Ringworm in cats is a common condition, but despite the name and appearance, ringworm isn’t actually a worm. Ringworm is a fungal infection that affects your cat’s skin, and can progress to other areas of the body, such as the claws.

Known medically as dermatophytosis, ringworm is a highly contagious – and usually painless – condition, much like athlete’s foot. Ringworm is spread by direct contact with another cat, animal or person with the condition, or through contact with bedding or bowls used by another infected cat.

Did you know?

Because ringworm isn’t a parasite – unlike roundworm or tapeworm – traditional worming treatments won’t get rid of the condition.

Does my cat have ringworm? Identifying ringworm in cats

Ringworm gets its name from its appearance – raised, circular areas of skin about the size of a 1p coin. Patches most commonly appear on the cat’s head, ears, paws and legs, and can have a worm-like appearance, hence the name. These crusty-looking lesions often lead to patches of hair loss in your cat. 

Did you know?

Ringworm is what’s known as a zoonotic condition, which means it can be passed between cats, other animals, and even humans!

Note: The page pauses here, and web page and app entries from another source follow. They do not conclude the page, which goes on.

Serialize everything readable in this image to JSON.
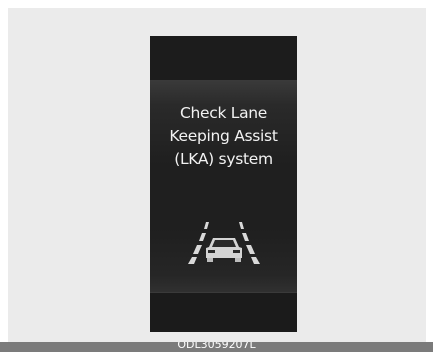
{
  "display": {
    "message_lines": [
      "Check Lane",
      "Keeping Assist",
      "(LKA) system"
    ],
    "icon": "lane-keeping-assist-icon"
  },
  "footer": {
    "code": "ODL3059207L"
  },
  "colors": {
    "panel_background": "#ebebeb",
    "display_background": "#232323",
    "text": "#f2f2f2",
    "footer_bar": "#7b7b7b"
  }
}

“Despite the name and worm-like appearance, ringworm isn’t actually a worm – it’s a highly contagious fungal infection.” 

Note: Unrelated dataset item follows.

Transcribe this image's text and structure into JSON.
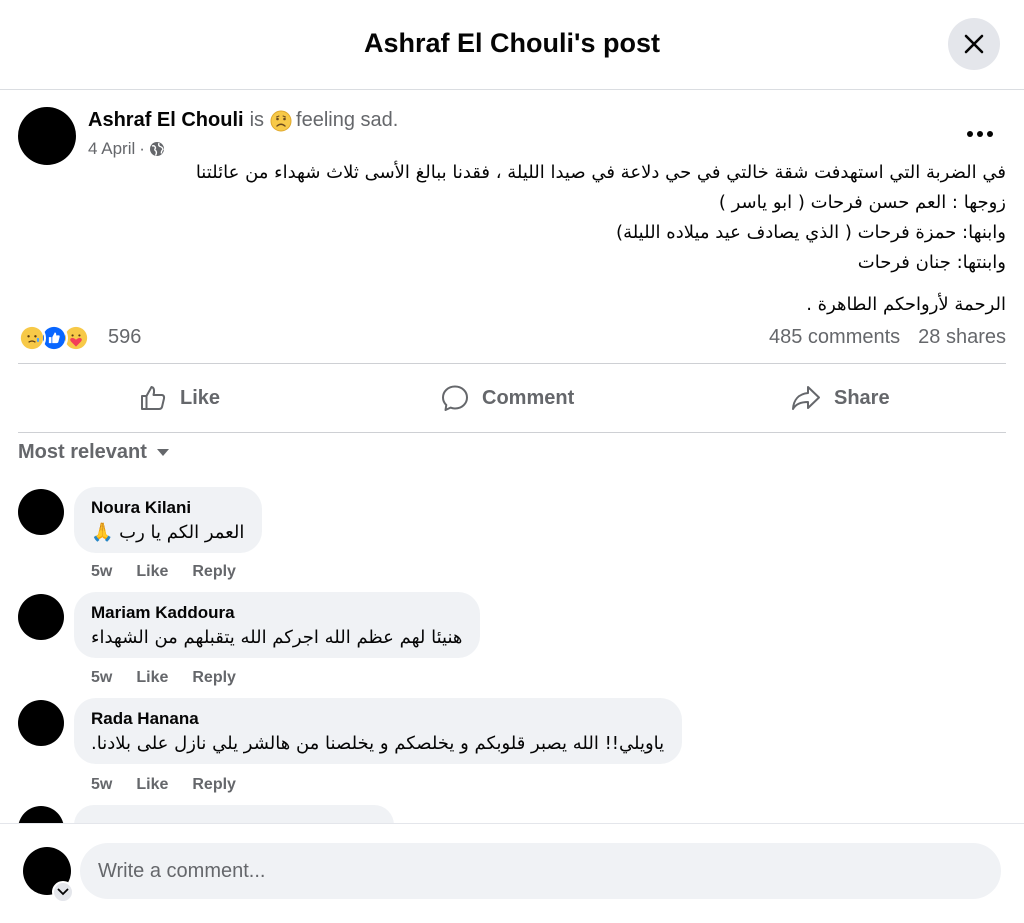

Top tips to avoid catching ringworm from your cat

Ringworm can be hard to get rid of, because it’s easily passed back and forth between infected cats and their owners. Follow these top tips for avoiding ringworm: 

  • Thoroughly wash your cat’s bedding and bowls, and keep soft furnishings and carpets clean. 
  • Always wear gloves when treating your cat’s ringworm, and wash your hands thoroughly each time you touch your cat.
  • Dust and hoover your home regularly to remove ringworm spores.
  • Wash clothes, towels and bedding regularly.
  • Don’t let your cat sleep on your bed or sofa while they’re infected.

Ringworm treatment for cats

Ringworm can easily be confused with other skin conditions, so be sure to get a diagnosis from your vet before treating your cat. Ringworm treatment usually involves an antifungal medication or an antifungal shampoo – both of which can help to clear up the condition quickly and effectively. 

Expert advice on ringworm treatments for cats

For expert treatment or advice on ringworm, contact your local vet.

Find your nearest vet using our Find a Vet page, or speak to a vet online using Online Vets.